• **Activity**
From the listing below, copy each line where "this" occurs.

======== Available records ========

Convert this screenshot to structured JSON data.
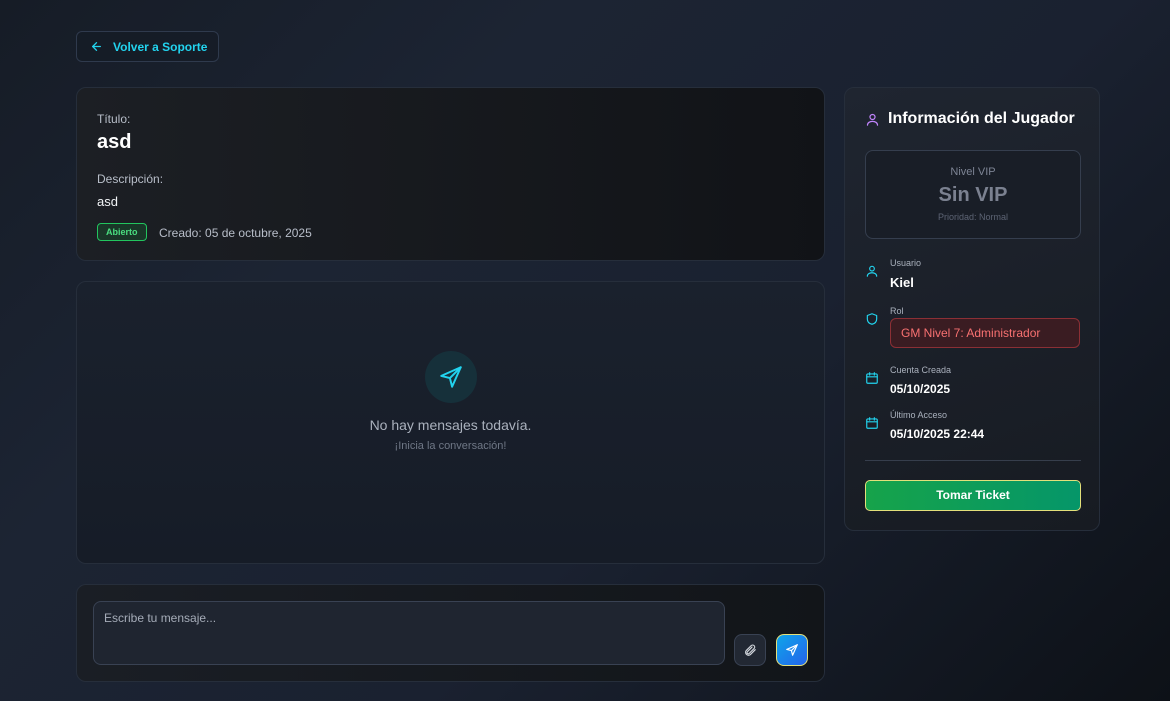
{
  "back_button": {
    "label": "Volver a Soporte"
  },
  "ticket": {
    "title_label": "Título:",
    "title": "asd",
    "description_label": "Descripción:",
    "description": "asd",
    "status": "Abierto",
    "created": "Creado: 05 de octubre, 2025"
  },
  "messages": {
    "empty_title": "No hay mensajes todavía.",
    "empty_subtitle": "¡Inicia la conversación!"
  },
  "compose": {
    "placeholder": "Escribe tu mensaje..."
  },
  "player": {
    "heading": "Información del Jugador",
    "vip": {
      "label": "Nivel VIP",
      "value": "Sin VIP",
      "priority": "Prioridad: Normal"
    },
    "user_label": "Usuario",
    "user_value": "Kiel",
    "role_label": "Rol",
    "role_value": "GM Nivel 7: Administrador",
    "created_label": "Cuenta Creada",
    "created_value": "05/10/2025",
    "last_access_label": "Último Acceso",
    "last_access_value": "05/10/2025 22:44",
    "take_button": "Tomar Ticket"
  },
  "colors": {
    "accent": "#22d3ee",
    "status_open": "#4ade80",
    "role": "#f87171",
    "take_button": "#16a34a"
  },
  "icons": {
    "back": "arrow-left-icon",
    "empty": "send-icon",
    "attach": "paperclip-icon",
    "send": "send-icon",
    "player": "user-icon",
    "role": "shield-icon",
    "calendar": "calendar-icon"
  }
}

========
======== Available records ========

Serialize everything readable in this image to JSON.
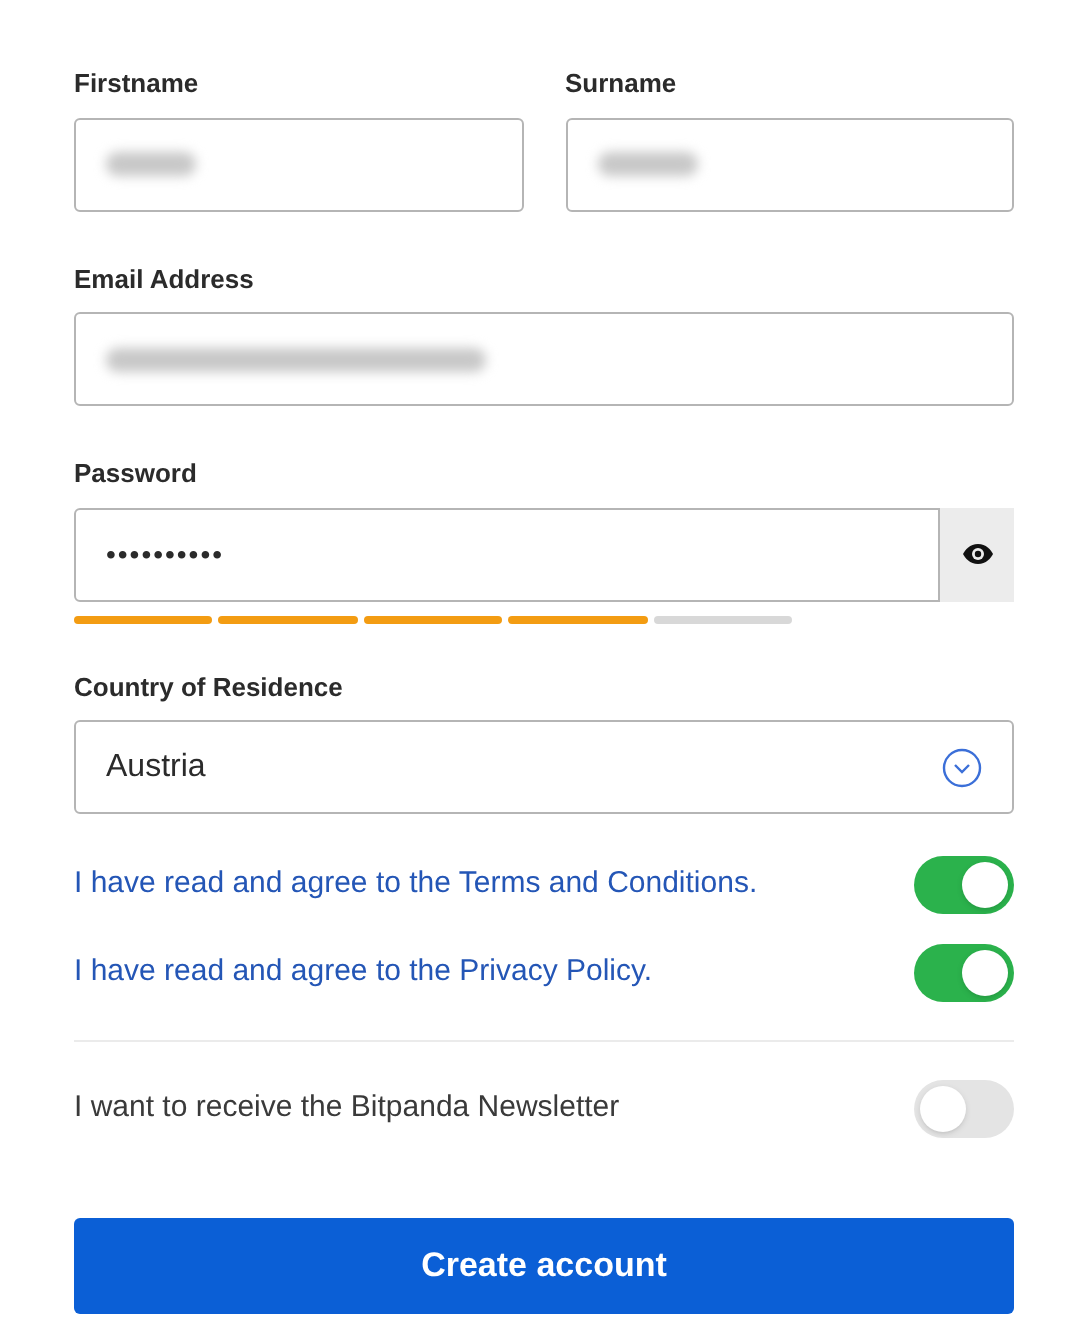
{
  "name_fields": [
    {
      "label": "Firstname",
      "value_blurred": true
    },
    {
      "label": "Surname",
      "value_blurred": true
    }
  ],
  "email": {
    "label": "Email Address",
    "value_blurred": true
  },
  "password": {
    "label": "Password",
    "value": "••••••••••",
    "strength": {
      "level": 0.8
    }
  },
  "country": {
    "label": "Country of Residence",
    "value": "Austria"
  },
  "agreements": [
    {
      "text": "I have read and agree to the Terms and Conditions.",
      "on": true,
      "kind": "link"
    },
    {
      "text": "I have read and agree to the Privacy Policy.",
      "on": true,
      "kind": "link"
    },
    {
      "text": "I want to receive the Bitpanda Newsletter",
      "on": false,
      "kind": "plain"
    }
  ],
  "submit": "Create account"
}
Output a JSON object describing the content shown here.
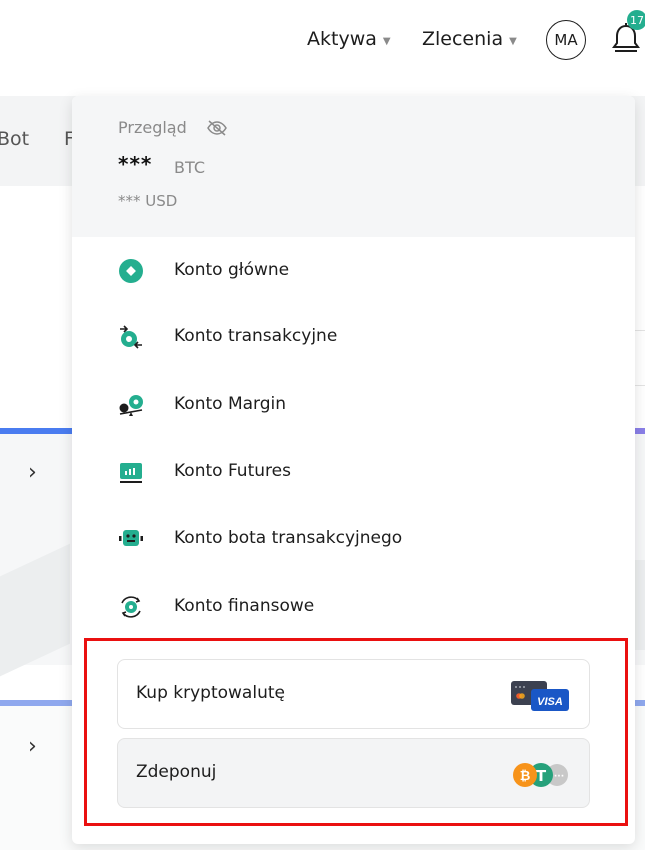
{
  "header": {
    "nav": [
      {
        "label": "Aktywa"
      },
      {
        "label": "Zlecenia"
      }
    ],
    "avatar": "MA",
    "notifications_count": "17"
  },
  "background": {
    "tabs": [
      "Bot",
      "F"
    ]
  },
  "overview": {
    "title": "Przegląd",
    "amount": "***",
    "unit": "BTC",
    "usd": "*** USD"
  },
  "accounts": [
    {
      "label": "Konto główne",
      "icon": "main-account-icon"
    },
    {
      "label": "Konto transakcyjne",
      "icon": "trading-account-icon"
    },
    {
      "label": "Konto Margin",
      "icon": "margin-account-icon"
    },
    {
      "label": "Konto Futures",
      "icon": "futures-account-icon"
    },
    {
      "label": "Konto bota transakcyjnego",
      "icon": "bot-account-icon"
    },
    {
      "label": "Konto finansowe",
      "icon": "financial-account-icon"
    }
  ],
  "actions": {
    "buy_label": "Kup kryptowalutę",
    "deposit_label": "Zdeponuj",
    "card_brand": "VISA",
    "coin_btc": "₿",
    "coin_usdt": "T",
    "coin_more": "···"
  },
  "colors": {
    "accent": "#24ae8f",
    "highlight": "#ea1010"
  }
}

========
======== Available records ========

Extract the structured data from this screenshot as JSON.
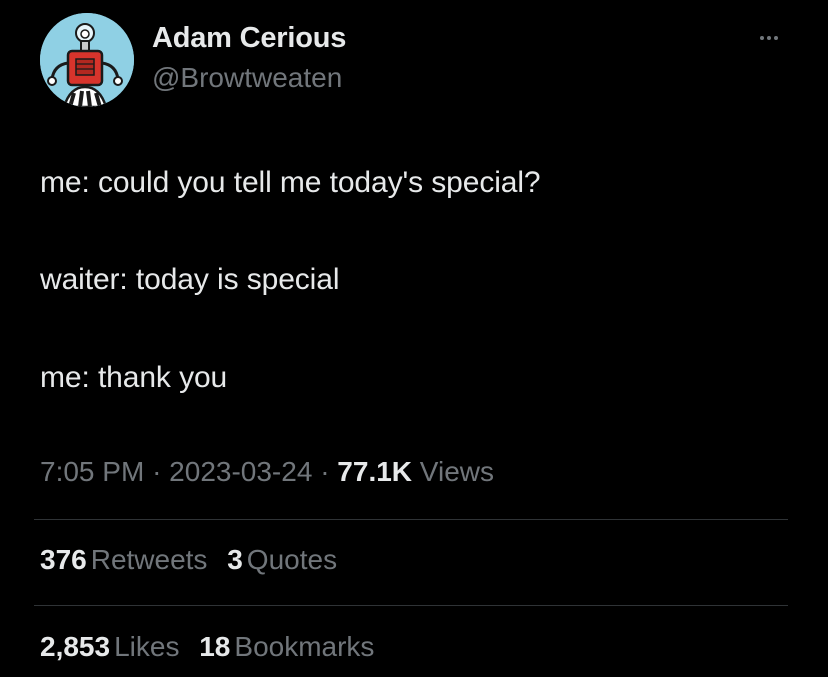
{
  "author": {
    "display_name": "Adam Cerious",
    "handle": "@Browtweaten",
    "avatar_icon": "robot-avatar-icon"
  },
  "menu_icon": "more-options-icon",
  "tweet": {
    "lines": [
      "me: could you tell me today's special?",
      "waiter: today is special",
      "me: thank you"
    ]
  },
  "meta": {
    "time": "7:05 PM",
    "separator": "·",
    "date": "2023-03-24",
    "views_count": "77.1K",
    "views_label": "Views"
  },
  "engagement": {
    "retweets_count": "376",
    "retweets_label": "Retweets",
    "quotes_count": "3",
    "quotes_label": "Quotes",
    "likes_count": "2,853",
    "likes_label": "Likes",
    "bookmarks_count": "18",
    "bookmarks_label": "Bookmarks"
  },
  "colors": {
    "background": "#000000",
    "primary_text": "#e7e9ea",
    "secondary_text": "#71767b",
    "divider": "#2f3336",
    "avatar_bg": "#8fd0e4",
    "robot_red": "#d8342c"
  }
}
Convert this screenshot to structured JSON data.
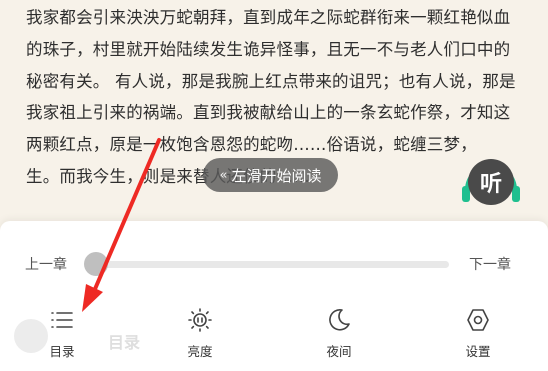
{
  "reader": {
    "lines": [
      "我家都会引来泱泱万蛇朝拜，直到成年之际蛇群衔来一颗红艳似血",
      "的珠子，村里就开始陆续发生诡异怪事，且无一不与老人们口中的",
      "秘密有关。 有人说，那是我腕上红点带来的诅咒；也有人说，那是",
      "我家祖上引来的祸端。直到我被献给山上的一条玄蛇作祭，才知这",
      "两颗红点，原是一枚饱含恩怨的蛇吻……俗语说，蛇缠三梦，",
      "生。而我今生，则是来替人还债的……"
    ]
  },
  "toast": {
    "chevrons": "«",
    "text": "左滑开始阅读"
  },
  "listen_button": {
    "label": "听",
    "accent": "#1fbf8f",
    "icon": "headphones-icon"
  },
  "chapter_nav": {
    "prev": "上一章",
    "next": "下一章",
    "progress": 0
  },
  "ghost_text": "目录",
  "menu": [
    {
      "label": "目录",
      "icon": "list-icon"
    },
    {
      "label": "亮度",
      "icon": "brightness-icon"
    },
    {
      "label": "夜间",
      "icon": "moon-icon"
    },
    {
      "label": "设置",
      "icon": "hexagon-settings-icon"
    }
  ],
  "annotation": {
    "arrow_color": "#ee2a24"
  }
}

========

• **Result of the exercise**
Convert this screenshot to structured JSON data.
Serialize everything readable in this image to JSON.
Extract the structured data from this screenshot as JSON.
Convert this screenshot to structured JSON data.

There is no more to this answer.